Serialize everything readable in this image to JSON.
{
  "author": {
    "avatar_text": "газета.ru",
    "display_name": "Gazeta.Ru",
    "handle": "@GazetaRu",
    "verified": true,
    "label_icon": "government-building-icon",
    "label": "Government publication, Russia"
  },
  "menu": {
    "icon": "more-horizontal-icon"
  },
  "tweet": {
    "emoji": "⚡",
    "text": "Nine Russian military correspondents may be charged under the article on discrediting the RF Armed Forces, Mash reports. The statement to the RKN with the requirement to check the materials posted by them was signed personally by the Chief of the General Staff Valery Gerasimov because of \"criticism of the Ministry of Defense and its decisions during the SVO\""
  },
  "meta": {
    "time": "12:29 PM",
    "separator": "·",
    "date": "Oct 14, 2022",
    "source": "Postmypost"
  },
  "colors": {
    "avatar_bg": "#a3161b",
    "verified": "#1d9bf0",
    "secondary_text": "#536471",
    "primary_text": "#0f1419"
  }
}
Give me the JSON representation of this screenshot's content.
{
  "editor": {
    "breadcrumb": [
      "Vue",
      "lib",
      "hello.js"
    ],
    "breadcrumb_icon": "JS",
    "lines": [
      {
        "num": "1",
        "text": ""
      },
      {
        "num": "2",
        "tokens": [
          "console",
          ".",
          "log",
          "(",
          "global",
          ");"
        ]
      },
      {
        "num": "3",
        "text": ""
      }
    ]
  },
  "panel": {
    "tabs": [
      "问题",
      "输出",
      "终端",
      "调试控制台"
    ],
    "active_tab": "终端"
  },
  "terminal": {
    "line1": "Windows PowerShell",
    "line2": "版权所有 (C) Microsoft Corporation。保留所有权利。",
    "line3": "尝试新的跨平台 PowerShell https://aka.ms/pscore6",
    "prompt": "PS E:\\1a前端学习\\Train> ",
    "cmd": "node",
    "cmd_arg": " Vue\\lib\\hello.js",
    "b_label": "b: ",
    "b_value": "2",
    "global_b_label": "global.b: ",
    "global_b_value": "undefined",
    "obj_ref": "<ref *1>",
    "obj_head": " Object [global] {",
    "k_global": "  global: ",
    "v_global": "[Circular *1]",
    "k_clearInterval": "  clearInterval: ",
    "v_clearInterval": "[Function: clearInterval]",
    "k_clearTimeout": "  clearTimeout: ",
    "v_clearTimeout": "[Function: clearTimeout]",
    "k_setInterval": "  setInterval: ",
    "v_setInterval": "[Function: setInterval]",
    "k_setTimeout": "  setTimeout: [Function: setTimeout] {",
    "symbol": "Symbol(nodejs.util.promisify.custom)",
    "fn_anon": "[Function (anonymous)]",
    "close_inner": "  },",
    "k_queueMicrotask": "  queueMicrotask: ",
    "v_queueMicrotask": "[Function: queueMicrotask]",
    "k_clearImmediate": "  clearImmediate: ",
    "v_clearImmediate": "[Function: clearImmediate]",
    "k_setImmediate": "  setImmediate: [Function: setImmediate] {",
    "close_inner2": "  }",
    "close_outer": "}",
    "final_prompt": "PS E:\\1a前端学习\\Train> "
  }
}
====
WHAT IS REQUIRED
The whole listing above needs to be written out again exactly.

EXERCISE ANSWER
Serialize everything readable in this image to JSON.
{
  "author": {
    "avatar_text": "газета.ru",
    "display_name": "Gazeta.Ru",
    "handle": "@GazetaRu",
    "verified": true,
    "label_icon": "government-building-icon",
    "label": "Government publication, Russia"
  },
  "menu": {
    "icon": "more-horizontal-icon"
  },
  "tweet": {
    "emoji": "⚡",
    "text": "Nine Russian military correspondents may be charged under the article on discrediting the RF Armed Forces, Mash reports. The statement to the RKN with the requirement to check the materials posted by them was signed personally by the Chief of the General Staff Valery Gerasimov because of \"criticism of the Ministry of Defense and its decisions during the SVO\""
  },
  "meta": {
    "time": "12:29 PM",
    "separator": "·",
    "date": "Oct 14, 2022",
    "source": "Postmypost"
  },
  "colors": {
    "avatar_bg": "#a3161b",
    "verified": "#1d9bf0",
    "secondary_text": "#536471",
    "primary_text": "#0f1419"
  }
}
Give me the JSON representation of this screenshot's content.
{
  "editor": {
    "breadcrumb": [
      "Vue",
      "lib",
      "hello.js"
    ],
    "breadcrumb_icon": "JS",
    "lines": [
      {
        "num": "1",
        "text": ""
      },
      {
        "num": "2",
        "tokens": [
          "console",
          ".",
          "log",
          "(",
          "global",
          ");"
        ]
      },
      {
        "num": "3",
        "text": ""
      }
    ]
  },
  "panel": {
    "tabs": [
      "问题",
      "输出",
      "终端",
      "调试控制台"
    ],
    "active_tab": "终端"
  },
  "terminal": {
    "line1": "Windows PowerShell",
    "line2": "版权所有 (C) Microsoft Corporation。保留所有权利。",
    "line3": "尝试新的跨平台 PowerShell https://aka.ms/pscore6",
    "prompt": "PS E:\\1a前端学习\\Train> ",
    "cmd": "node",
    "cmd_arg": " Vue\\lib\\hello.js",
    "b_label": "b: ",
    "b_value": "2",
    "global_b_label": "global.b: ",
    "global_b_value": "undefined",
    "obj_ref": "<ref *1>",
    "obj_head": " Object [global] {",
    "k_global": "  global: ",
    "v_global": "[Circular *1]",
    "k_clearInterval": "  clearInterval: ",
    "v_clearInterval": "[Function: clearInterval]",
    "k_clearTimeout": "  clearTimeout: ",
    "v_clearTimeout": "[Function: clearTimeout]",
    "k_setInterval": "  setInterval: ",
    "v_setInterval": "[Function: setInterval]",
    "k_setTimeout": "  setTimeout: [Function: setTimeout] {",
    "symbol": "Symbol(nodejs.util.promisify.custom)",
    "fn_anon": "[Function (anonymous)]",
    "close_inner": "  },",
    "k_queueMicrotask": "  queueMicrotask: ",
    "v_queueMicrotask": "[Function: queueMicrotask]",
    "k_clearImmediate": "  clearImmediate: ",
    "v_clearImmediate": "[Function: clearImmediate]",
    "k_setImmediate": "  setImmediate: [Function: setImmediate] {",
    "close_inner2": "  }",
    "close_outer": "}",
    "final_prompt": "PS E:\\1a前端学习\\Train> "
  }
}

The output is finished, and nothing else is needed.